*** Opening Provided data ***

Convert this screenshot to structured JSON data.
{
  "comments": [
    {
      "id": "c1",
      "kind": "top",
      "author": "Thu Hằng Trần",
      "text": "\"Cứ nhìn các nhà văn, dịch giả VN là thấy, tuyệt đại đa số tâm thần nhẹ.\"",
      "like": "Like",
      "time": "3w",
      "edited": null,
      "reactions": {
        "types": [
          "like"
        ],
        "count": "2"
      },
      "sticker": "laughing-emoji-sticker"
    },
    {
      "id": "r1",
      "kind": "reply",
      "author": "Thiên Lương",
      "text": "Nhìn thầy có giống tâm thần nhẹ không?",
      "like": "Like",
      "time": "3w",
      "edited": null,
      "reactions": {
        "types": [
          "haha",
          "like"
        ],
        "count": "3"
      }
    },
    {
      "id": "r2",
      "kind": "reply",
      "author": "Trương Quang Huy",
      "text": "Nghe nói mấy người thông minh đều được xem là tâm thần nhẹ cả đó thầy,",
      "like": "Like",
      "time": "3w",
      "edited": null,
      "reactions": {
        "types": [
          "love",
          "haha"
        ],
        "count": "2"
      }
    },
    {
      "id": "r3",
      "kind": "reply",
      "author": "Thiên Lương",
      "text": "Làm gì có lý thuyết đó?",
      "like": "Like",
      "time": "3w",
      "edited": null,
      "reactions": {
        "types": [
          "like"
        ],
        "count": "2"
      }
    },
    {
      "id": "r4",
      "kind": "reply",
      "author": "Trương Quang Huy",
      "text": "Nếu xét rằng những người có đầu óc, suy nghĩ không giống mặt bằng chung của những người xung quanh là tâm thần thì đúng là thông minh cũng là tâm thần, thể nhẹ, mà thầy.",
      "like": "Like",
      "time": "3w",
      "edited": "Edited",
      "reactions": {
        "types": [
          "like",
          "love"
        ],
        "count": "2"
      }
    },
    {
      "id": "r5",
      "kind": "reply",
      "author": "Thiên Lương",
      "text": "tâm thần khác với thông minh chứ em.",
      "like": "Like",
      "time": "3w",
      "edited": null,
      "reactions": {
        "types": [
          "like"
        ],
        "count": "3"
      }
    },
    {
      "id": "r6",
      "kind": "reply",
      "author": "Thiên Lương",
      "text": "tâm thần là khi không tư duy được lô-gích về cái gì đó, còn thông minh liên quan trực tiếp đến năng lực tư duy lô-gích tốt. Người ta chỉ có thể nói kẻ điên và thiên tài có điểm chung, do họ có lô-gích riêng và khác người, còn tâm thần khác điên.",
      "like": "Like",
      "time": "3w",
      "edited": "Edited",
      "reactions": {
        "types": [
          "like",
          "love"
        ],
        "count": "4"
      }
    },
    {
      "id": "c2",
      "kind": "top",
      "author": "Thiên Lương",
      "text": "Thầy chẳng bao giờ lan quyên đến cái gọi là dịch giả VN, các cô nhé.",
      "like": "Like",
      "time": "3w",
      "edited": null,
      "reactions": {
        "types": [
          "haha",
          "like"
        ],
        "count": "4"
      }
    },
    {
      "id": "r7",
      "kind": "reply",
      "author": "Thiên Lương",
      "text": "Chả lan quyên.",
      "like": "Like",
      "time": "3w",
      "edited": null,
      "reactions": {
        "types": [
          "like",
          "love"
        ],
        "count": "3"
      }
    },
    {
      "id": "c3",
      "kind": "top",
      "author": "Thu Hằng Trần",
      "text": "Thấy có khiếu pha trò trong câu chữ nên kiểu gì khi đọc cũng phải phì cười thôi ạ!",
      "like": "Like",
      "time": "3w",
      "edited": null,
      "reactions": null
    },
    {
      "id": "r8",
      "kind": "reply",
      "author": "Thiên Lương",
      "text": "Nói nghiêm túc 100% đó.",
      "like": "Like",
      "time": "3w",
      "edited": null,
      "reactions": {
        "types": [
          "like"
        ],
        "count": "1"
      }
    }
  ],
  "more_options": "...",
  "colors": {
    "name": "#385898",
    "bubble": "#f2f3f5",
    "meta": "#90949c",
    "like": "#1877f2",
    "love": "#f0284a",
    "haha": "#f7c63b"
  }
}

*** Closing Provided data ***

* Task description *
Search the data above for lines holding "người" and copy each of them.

* Completed task *
      "text": "Nghe nói mấy người thông minh đều được xem là tâm thần nhẹ cả đó thầy,",
      "text": "Nếu xét rằng những người có đầu óc, suy nghĩ không giống mặt bằng chung của những người xung quanh là tâm thần thì đúng là thông minh cũng là tâm thần, thể nhẹ, mà thầy.",
      "text": "tâm thần là khi không tư duy được lô-gích về cái gì đó, còn thông minh liên quan trực tiếp đến năng lực tư duy lô-gích tốt. Người ta chỉ có thể nói kẻ điên và thiên tài có điểm chung, do họ có lô-gích riêng và khác người, còn tâm thần khác điên.",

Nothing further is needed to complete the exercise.